U.S. SENDS BULLETS TO STARVING CHILDREN
Between 1979 and 1985, U.S. military and economic aid to Honduras
jumped from $31 to $282 million yearly. The largest increase was in
military aid which jumped to 28 times the 1979 level. In exchange,
Honduras agreed to become a base for some 15,000 Nicaraguan "contras,"
to join the U.S. military in joint maneuvers, and to provide
logistical and intelligence support to the Salvadoran military in its
war against the guerrillas.
During the same time period, U.S. aid designated for development
assistance dropped from 80 percent to six percent.
To make matters even worse, floods washed away 60 percent of the
corn crop in southern Honduras in May 1986. A severe summer drought
followed the flood, destroying all that remained of the corn and
wiping out 60 percent of the area's sorghum.
Bishop Raul Corriveau, the archbishop of Choluteca, said,
"We've seen scenes of misery like never before. Children with swollen
bellies, old people looking like corpses, women and children begging
for food, men roaming the streets searching for work."
Due to airstrips and bases built by the U.S. and the presence of
contras and American troops (80,000 troops in 1987), Hondurans living
in the southern region and along the eastern border have been
displaced. The livelihoods of 2,000 Honduran coffee growers have been
destroyed and 16,000 Hondurans have been forced to leave their homes.
Orphanages and temporary shelters have been filled with "economic
orphans" -- children who have been abandoned by parents who can no
longer afford to raise them ... parents who have seen their coffee
bean fields turned into battlefields.
It has been estimated that 70 percent of the children are
malnourished. Among those brought to the capital's hospital for
treatment, 10 to 15 percent die due to a lack of vitamins.
Dr. Juan Almendares, a physician conducting research on
malnutrition at the National University in Tegucigalpa, "When the
government says there is no money available to help the hungry, we
must remember that Honduras receives more than $200 million a year
from the U.S. government. We Hondurans ask why isn't any of this money
going to help the poor?"
Ann M. Kelly, editor of FOOD FIRST NEWS, a quarterly published by
the Institute for Food and Development Policy, wrote the following
lead to Medea Benjamin's article about the Honduran situation:
"While working on a new Food First book in Honduras, Medea
Benjamin -- Food First's Central American analyst -- uncovered a food
crisis of frightening proportions in the southern part of the country.
We alerted national media in the United States but the story went
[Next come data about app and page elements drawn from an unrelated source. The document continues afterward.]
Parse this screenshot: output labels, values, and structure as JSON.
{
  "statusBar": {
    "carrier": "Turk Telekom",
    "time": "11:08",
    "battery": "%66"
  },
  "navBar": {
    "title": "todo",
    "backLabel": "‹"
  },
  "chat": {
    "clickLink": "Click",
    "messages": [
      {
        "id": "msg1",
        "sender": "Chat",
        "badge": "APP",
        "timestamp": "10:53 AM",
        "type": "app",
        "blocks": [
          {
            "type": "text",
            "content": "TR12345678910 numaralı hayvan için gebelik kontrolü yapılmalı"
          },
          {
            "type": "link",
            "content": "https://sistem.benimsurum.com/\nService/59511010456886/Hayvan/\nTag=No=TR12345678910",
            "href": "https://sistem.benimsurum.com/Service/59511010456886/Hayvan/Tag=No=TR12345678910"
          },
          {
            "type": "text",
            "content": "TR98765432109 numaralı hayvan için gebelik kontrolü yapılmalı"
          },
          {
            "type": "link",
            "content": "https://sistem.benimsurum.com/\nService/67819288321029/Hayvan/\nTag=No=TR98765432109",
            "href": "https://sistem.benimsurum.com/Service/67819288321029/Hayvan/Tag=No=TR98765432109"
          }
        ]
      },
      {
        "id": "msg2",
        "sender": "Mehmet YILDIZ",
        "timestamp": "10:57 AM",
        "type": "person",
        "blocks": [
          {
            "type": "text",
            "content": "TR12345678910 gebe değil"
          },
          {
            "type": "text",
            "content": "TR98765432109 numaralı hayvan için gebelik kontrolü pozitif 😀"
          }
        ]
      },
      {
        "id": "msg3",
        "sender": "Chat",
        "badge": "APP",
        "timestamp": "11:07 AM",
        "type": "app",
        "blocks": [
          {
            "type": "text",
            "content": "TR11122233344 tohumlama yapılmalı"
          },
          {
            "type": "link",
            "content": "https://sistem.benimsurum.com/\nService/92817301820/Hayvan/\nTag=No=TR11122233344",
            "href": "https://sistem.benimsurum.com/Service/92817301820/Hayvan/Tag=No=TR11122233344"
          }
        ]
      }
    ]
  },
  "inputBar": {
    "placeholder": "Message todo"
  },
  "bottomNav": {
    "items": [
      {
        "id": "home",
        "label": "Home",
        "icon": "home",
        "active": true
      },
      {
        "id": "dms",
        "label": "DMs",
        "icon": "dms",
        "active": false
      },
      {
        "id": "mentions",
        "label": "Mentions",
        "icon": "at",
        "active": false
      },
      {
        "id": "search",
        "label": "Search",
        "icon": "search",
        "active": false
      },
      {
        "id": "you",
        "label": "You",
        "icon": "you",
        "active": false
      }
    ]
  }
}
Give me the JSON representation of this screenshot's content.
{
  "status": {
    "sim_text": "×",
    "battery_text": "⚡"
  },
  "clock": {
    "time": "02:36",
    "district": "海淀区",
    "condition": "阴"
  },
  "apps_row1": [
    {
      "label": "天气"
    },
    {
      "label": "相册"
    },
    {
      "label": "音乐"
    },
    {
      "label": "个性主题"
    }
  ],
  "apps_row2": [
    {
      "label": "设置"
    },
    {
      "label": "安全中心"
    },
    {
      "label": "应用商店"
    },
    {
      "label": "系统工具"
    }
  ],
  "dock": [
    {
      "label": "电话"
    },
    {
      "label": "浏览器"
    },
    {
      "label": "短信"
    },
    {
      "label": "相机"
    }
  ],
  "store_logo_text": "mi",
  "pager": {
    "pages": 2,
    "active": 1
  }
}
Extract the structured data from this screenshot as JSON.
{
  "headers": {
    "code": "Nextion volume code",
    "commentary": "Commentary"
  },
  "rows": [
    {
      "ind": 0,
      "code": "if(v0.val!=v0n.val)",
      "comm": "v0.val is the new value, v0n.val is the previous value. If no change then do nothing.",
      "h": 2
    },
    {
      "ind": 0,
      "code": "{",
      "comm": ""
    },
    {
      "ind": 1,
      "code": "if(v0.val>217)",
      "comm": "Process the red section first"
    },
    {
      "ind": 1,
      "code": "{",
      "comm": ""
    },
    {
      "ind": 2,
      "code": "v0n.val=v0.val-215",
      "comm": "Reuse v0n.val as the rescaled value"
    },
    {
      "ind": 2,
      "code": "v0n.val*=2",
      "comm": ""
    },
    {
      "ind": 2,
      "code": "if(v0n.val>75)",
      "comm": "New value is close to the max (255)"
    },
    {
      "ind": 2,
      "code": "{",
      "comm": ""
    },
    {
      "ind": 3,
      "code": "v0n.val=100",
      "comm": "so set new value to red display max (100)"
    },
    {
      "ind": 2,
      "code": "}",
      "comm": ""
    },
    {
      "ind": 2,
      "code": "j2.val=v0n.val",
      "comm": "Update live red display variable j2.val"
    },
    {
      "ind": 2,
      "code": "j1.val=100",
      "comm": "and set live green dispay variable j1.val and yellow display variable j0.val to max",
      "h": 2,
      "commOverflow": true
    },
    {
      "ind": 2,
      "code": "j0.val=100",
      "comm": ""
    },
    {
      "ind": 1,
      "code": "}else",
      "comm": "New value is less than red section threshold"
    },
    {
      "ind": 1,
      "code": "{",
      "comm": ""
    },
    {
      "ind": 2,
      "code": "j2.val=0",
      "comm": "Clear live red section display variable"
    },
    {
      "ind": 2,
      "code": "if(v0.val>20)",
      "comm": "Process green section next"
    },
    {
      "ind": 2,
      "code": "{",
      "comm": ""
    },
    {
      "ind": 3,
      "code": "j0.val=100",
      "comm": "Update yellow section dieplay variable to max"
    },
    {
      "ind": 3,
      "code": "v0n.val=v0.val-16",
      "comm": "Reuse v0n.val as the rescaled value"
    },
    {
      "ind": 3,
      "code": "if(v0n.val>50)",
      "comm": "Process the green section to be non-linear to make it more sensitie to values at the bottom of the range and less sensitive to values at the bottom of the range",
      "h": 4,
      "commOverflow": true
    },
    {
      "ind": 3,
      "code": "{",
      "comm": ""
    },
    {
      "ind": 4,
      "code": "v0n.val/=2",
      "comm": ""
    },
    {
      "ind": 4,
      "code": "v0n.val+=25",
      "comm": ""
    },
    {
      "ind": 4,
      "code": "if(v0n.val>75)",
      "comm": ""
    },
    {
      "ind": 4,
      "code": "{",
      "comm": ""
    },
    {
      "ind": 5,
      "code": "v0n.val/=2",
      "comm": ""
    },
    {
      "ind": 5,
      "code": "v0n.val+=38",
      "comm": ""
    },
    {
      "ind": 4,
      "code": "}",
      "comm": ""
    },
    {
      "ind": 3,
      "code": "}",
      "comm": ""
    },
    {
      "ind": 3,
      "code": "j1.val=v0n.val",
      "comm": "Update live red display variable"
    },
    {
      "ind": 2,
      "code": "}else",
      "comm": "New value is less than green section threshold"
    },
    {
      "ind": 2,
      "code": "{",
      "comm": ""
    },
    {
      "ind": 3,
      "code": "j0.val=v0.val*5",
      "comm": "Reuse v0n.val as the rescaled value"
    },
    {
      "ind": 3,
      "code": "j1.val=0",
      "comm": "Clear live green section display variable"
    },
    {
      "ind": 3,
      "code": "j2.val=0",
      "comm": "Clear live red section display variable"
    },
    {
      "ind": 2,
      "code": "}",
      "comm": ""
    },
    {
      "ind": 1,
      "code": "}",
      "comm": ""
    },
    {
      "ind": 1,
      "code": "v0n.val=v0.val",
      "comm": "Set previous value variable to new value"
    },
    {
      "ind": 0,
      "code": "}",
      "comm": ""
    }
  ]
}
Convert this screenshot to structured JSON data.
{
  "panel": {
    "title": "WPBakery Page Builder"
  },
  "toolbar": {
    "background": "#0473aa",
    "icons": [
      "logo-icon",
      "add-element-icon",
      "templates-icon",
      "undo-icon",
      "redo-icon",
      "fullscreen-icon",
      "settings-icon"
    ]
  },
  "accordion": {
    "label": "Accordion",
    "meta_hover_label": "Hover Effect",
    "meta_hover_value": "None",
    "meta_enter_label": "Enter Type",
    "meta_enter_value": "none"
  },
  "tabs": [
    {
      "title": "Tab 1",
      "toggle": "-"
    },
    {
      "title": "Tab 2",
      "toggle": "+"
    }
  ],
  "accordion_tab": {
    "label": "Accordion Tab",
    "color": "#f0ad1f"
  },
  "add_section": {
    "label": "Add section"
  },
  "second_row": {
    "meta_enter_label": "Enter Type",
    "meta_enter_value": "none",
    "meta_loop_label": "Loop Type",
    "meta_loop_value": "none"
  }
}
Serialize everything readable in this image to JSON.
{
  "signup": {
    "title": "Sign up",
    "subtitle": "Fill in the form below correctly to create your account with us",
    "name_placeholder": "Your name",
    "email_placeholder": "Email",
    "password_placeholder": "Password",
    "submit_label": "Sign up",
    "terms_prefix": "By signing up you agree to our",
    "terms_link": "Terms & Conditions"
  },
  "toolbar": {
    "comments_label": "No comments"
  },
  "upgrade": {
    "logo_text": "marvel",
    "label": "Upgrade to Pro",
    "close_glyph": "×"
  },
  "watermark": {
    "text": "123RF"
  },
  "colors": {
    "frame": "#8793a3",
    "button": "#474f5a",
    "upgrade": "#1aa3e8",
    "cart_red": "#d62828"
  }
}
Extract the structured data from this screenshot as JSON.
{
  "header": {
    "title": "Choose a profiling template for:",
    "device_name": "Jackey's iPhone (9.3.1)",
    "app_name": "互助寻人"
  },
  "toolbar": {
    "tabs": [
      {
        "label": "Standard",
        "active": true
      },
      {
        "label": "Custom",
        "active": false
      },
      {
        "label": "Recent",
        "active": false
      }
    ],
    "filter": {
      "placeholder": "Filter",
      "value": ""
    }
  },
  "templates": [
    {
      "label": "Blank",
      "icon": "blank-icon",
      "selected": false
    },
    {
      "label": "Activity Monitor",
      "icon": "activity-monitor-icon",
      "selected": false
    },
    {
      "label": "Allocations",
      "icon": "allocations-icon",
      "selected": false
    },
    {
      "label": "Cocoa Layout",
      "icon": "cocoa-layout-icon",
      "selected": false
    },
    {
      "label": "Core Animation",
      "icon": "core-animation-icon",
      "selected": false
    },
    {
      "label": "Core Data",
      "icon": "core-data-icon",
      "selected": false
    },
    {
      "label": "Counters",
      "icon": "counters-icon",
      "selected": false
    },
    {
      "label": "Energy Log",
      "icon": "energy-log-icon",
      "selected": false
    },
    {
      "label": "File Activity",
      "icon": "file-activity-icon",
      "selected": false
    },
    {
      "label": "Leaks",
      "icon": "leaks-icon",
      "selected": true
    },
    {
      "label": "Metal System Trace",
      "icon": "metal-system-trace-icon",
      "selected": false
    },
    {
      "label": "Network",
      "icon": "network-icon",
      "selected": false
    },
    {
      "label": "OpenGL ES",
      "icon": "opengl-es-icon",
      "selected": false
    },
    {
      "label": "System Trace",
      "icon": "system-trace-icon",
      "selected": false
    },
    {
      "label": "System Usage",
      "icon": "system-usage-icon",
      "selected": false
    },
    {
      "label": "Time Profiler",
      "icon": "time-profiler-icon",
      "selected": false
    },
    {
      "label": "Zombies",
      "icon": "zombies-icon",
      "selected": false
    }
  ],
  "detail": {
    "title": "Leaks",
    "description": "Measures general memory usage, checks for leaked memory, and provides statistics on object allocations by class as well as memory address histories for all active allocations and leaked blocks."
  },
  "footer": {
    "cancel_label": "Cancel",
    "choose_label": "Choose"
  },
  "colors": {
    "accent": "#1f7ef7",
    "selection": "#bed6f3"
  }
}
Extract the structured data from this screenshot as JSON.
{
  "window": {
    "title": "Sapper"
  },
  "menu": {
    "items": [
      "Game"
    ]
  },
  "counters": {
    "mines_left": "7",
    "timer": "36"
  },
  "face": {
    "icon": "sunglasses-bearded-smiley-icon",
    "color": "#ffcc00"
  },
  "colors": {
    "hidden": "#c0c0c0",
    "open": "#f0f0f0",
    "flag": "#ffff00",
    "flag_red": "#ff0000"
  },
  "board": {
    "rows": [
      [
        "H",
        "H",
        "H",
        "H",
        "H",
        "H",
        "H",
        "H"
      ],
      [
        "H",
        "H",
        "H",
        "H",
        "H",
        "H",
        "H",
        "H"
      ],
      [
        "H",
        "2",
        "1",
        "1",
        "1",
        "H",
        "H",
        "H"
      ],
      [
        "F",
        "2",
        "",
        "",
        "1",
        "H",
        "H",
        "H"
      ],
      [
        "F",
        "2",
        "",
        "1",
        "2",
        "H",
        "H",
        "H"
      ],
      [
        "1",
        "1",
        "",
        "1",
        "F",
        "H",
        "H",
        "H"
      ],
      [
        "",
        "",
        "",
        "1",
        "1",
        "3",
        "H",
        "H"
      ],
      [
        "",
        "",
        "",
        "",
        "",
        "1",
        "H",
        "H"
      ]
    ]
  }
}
SOURCES: FOOD FIRST NEWS, Vol. 9, No. 28, Spring 1987, "Hunger in
Southern Honduras," p 2, and FOOD FIRST ACTION ALERT, 1987,
"Honduras: The Real Loser in U.S. War Games," pp 1-4, both by Medea
Benjamin; MOTHER JONES, January 1987, "The Pentagon Republic of
Honduras, by Fred Setterberg, pp 21-24, 51-54.
E-Mail Fredric L. Rice / The Skeptic Tank